▸ **What is needed**
Give back the lines below exactly, but do not include any pictures.

(Provided records)

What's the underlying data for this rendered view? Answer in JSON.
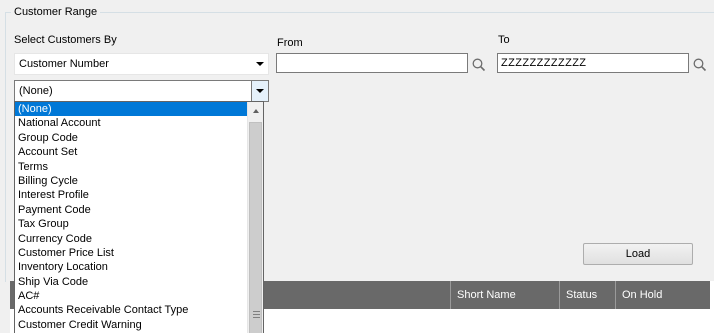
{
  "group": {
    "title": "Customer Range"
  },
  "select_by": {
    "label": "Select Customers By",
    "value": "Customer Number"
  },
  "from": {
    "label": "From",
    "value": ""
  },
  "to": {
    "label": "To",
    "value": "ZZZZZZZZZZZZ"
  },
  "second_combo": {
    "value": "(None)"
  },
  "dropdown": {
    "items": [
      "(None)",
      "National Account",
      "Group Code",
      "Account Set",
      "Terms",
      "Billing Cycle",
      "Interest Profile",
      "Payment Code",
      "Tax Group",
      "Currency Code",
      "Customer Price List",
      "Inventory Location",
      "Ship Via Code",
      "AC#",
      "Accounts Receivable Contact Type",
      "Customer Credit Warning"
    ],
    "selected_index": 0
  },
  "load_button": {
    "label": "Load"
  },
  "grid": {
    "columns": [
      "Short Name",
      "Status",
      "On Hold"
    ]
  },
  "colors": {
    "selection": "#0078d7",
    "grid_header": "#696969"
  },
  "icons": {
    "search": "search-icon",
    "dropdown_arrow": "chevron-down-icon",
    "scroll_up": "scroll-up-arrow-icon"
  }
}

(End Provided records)

▸ **Completed task**
What's the underlying data for this rendered view? Answer in JSON.
{
  "group": {
    "title": "Customer Range"
  },
  "select_by": {
    "label": "Select Customers By",
    "value": "Customer Number"
  },
  "from": {
    "label": "From",
    "value": ""
  },
  "to": {
    "label": "To",
    "value": "ZZZZZZZZZZZZ"
  },
  "second_combo": {
    "value": "(None)"
  },
  "dropdown": {
    "items": [
      "(None)",
      "National Account",
      "Group Code",
      "Account Set",
      "Terms",
      "Billing Cycle",
      "Interest Profile",
      "Payment Code",
      "Tax Group",
      "Currency Code",
      "Customer Price List",
      "Inventory Location",
      "Ship Via Code",
      "AC#",
      "Accounts Receivable Contact Type",
      "Customer Credit Warning"
    ],
    "selected_index": 0
  },
  "load_button": {
    "label": "Load"
  },
  "grid": {
    "columns": [
      "Short Name",
      "Status",
      "On Hold"
    ]
  },
  "colors": {
    "selection": "#0078d7",
    "grid_header": "#696969"
  },
  "icons": {
    "search": "search-icon",
    "dropdown_arrow": "chevron-down-icon",
    "scroll_up": "scroll-up-arrow-icon"
  }
}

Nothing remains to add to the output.